BEGIN INFORMATION SHOWN

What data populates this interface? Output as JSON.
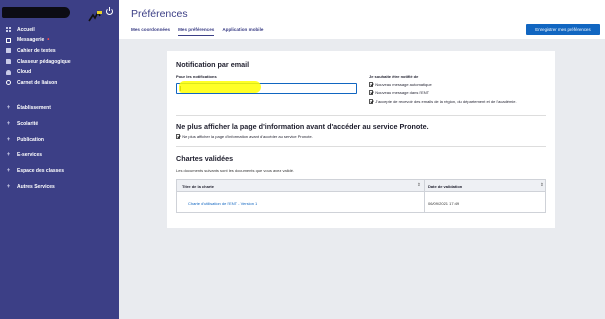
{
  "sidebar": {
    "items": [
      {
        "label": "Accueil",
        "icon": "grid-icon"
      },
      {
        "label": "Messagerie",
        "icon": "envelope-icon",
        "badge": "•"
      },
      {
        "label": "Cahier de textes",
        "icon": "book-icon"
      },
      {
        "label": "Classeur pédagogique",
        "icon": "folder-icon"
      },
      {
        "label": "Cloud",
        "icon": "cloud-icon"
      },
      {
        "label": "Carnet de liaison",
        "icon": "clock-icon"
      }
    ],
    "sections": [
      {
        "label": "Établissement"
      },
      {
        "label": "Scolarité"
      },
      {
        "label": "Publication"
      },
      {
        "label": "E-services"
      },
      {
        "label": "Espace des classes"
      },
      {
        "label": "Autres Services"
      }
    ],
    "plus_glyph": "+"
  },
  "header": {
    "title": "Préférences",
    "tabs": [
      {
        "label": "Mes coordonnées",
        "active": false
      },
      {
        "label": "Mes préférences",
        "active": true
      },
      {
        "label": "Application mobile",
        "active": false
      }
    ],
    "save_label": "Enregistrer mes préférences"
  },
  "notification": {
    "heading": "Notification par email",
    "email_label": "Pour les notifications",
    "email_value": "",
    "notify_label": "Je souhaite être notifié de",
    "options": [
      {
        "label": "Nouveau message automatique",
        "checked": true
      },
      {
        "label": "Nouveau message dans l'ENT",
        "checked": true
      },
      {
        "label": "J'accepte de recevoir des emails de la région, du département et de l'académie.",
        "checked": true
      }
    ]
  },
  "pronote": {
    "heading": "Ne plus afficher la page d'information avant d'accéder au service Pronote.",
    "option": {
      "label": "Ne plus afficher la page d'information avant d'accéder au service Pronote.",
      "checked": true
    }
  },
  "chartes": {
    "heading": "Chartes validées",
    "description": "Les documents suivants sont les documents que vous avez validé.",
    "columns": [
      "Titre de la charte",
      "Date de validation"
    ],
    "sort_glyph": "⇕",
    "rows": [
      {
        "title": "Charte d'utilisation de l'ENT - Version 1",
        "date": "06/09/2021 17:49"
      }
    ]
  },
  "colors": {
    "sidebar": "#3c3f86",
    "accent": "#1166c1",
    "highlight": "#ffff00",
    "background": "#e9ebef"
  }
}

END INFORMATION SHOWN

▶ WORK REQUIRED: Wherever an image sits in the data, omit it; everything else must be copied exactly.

▶ REPLY:
What data populates this interface? Output as JSON.
{
  "sidebar": {
    "items": [
      {
        "label": "Accueil",
        "icon": "grid-icon"
      },
      {
        "label": "Messagerie",
        "icon": "envelope-icon",
        "badge": "•"
      },
      {
        "label": "Cahier de textes",
        "icon": "book-icon"
      },
      {
        "label": "Classeur pédagogique",
        "icon": "folder-icon"
      },
      {
        "label": "Cloud",
        "icon": "cloud-icon"
      },
      {
        "label": "Carnet de liaison",
        "icon": "clock-icon"
      }
    ],
    "sections": [
      {
        "label": "Établissement"
      },
      {
        "label": "Scolarité"
      },
      {
        "label": "Publication"
      },
      {
        "label": "E-services"
      },
      {
        "label": "Espace des classes"
      },
      {
        "label": "Autres Services"
      }
    ],
    "plus_glyph": "+"
  },
  "header": {
    "title": "Préférences",
    "tabs": [
      {
        "label": "Mes coordonnées",
        "active": false
      },
      {
        "label": "Mes préférences",
        "active": true
      },
      {
        "label": "Application mobile",
        "active": false
      }
    ],
    "save_label": "Enregistrer mes préférences"
  },
  "notification": {
    "heading": "Notification par email",
    "email_label": "Pour les notifications",
    "email_value": "",
    "notify_label": "Je souhaite être notifié de",
    "options": [
      {
        "label": "Nouveau message automatique",
        "checked": true
      },
      {
        "label": "Nouveau message dans l'ENT",
        "checked": true
      },
      {
        "label": "J'accepte de recevoir des emails de la région, du département et de l'académie.",
        "checked": true
      }
    ]
  },
  "pronote": {
    "heading": "Ne plus afficher la page d'information avant d'accéder au service Pronote.",
    "option": {
      "label": "Ne plus afficher la page d'information avant d'accéder au service Pronote.",
      "checked": true
    }
  },
  "chartes": {
    "heading": "Chartes validées",
    "description": "Les documents suivants sont les documents que vous avez validé.",
    "columns": [
      "Titre de la charte",
      "Date de validation"
    ],
    "sort_glyph": "⇕",
    "rows": [
      {
        "title": "Charte d'utilisation de l'ENT - Version 1",
        "date": "06/09/2021 17:49"
      }
    ]
  },
  "colors": {
    "sidebar": "#3c3f86",
    "accent": "#1166c1",
    "highlight": "#ffff00",
    "background": "#e9ebef"
  }
}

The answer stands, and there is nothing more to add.